BCP100. Chris Marrero, Washington Nationals
BCP101. Freddie Freeman, Atlanta Braves
BCP102. Chris Johnson, Houston Astros
BCP103. Jefry Marte, New York Mets
BCP104. Ernie Banks, Florida Marlins
BCP105. Brett Anderson, Oakland Athletics
BCP106. Juancarlos Sulbaran, Cincinnati Reds
BCP107. Ryan Perry, Detroit Tigers
BCP108. Carlos Santana, Cleveland Indians
BCP109. Brad Emaus, Toronto Blue Jays
BCP110. Dayan Viciedo, Chicago White Sox
BCP111. Tim Federowicz, Boston Red Sox
BCP112. Allen Craig, St. Louis Cardinals
70 cards (#BCP128 - BCP197)
Like the autographed prospects, none of the regular prospect cards appeared in 2009 Bowman Baseball. Prospect cards will be inserted at a rate of two per pack combined with World Baseball Classic cards.
World Baseball Classic:
40 cards (#BCW21 - BCW60)
You didn't think Topps was done with the World Baseball Classic did you? Of course they're not. There's still some players to be mined that will continue to play international ball for a few more years. Chances are one or two of these players might make the jump to the Majors. Consider these for country collectors primarily. I know I'll be tracking down the Canadians at some point.
There's no repeats in the WBC cards from 2009 Bowman (so that means Topps appears to be showing some restraint on the Yu Darvish train). As noted above, WBC and regular prospect cards will fall at a rate of two per pack.
Like all Bowman Chrome sets, you'll have the chance to chase a rainbow with the multiple tiers of refractors.
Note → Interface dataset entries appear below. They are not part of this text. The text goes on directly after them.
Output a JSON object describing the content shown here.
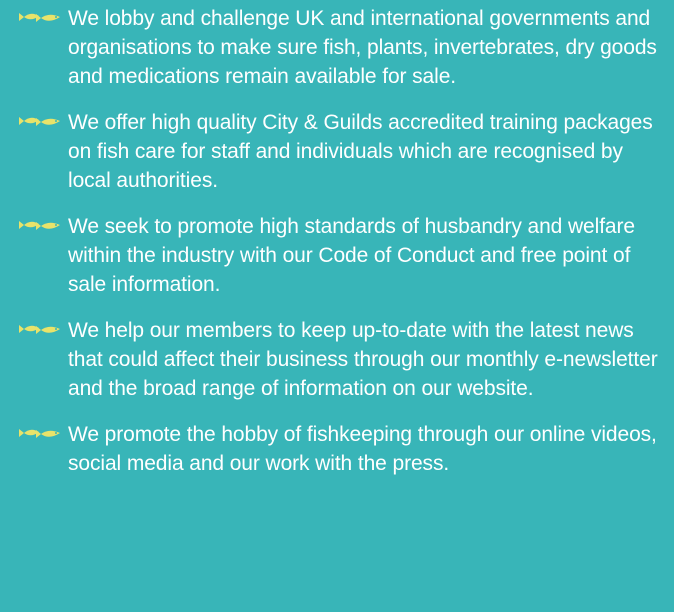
{
  "list": {
    "bullet_icon": "fish-icon",
    "items": [
      {
        "text": "We lobby and challenge UK and international governments and organisations to make sure fish, plants, invertebrates, dry goods and medications remain available for sale."
      },
      {
        "text": "We offer high quality City & Guilds accredited training packages on fish care for staff and individuals which are recognised by local authorities."
      },
      {
        "text": "We seek to promote high standards of husbandry and welfare within the industry with our Code of Conduct and free point of sale information."
      },
      {
        "text": "We help our members to keep up-to-date with the latest news that could affect their business through our monthly e-newsletter and the broad range of information on our website."
      },
      {
        "text": "We promote the hobby of fishkeeping through our online videos, social media and our work with the press."
      }
    ]
  },
  "colors": {
    "background": "#38b5b8",
    "text": "#ffffff",
    "bullet": "#e8e36a"
  }
}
All cards in the set (base, prospect, autographed prospect and World Baseball Classic) will come with the following levels of refractors:
X-Fractor: Numbered to 250.
Blue: Numbered to 150.
Gold: Numbered to 50.
Orange: Numbered to 25.
Red: Numbered to 5.
Super-Fractor: 1/1 (Hobby Exclusive)
I do have to say, I like the design of the cards. The lines are very clean, offering a nice balance between border and image. The on-card autographs are also a huge plus.
But still, there's this major annoyance that extends to both Topps and the MLBPA - the damn rookie card rules. Make it matter. While I'm not a big fan of the idea of an exclusive license for 2010, if it ends up at Topps I hope that part of the terms include Topps laying off the prospects for the duration of the contract and a "catch-up period" so that there's eventually no dispute over what a player's true rookie card is.